Certain blood biochemical markers may have an important role in the pathogenesis of schizophrenia (SCH) combined with tardive dyskinesia (TD) and may be helpful in the diagnosis of SCH with TD, according to findings published in Disease Markers.

“Because the pathogenesis of TD is uncertain, most studies have focused on one possible pathogenesis and have not integrated all the many factors that may be involved in the pathogenesis,” Qian Wu, PhD, of Pingdingshan University in China, and colleagues wrote. “This has led to the neglect of the role of oxidative stress factors when considering the dopamine hypothesis and the influence of inflammatory factors when considering oxidative stress mechanisms.”

Dr. Wu and colleagues noted that examining whether blood biomarkers of patients with SCH who also have TD can be used as diagnostic markers of TD “is of great significance.” The researchers analyzed this question in 121 patients with SCH and TD and 118 patients with SCH between January 2010 and August 2021. Oxidative stress factors measured included superoxide dismutase1 (SOD1), glutathione peroxidase1 (GPX1), malondialdehyde1 (MDA1), catalase activity1 (CAT1), and brain-derived neurotrophic factor 1 (BDNF1); certain inflammatory cytokines, including interleukin-2 (IL-2), interleukin-6 (IL-6), interleukin-8 (IL-8), serum tumor necrosis factor (TNF-α), prolactin, estrogen, and cortisol, were also examined.

Significant Differences in Patient Demographics & Blood Biomarkers
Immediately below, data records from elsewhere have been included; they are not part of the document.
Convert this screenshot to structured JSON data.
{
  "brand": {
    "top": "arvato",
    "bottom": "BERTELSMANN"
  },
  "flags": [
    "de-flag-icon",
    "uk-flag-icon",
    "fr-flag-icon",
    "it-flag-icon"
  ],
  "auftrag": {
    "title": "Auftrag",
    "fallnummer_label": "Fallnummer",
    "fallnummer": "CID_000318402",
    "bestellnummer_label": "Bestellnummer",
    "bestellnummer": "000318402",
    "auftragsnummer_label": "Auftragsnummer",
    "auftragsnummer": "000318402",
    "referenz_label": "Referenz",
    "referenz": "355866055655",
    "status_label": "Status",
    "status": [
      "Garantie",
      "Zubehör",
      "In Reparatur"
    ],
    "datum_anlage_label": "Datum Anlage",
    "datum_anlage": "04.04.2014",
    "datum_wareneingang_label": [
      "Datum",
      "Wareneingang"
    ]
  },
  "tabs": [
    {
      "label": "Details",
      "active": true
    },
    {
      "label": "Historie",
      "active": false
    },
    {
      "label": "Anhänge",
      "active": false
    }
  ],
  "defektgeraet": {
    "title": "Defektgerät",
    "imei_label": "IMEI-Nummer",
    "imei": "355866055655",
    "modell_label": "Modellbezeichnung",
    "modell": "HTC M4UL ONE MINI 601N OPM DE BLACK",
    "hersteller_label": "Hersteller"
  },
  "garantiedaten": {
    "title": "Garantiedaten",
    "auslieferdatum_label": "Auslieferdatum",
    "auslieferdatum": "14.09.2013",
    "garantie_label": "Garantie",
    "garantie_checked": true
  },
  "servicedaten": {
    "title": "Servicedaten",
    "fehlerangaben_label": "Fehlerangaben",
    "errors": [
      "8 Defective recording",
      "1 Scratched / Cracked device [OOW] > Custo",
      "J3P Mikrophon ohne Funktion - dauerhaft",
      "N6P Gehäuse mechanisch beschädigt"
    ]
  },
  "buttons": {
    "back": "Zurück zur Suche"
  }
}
Investigators observed statistically significant differences in age, gender, years of education, diabetes, total disease course, delusions (P1) total score, blunted affect (N1) total score, somatic concern (G1) total score, and Positive and Negative Syndrome Scale (PANSS) score between the TD and SCH groups. Age, diabetes incidence, total disease course, and P1, N1, G1, and PANSS scores in the TD group were significantly higher than in the SCH group. Compared with SCH, TD occurred more frequently in males than in females, and individuals in the TD group had fewer years of education than those in the SCH group.

“Age and female [sex] were immutable risk factors for the development of TD,” Dr. Wu and colleagues wrote.

The researchers found that GPX1, MDA1, and CAT1 were statistically different between the TD and SCH groups, but there was no statistical difference in the blood level of SOD1 and BDNF1 between the TD and the SCH groups. The MDA1 value in the TD group was significantly greater in the SCH group, whereas the GPX1 and CAT1 values in participants with SCH were significantly higher than those in participants with TD.

In the analysis of blood levels for IL-2, IL-6, IL-8, and TNF-α, significant differences were observed between patients in the TD group and patients in the SCH group. Specifically, the TNF-α level in the TD group was significantly lower than that in the SCH group, but there were no significant differences in the levels of IL-2, IL-6, and IL-8 between the two groups.

Study Limitations & Directions for Future Research

Dr. Wu and colleagues acknowledged several limitations of their research, including the possible impact of long-term antipsychotic medication use on blood biochemical markers.

“We paid more attention to the blood biochemical markers of patients in our study, but TD is with obvious behavioral abnormalities, and we can pay more attention to the correlation between blood biochemical markers and the severity of abnormal behavior in future studies,” the study authors wrote.

They also noted that the cognitive status of patients with TD is correlated with blood biochemical markers, indicating that the role of such markers in the pathophysiological mechanism of TD warrants further investigation.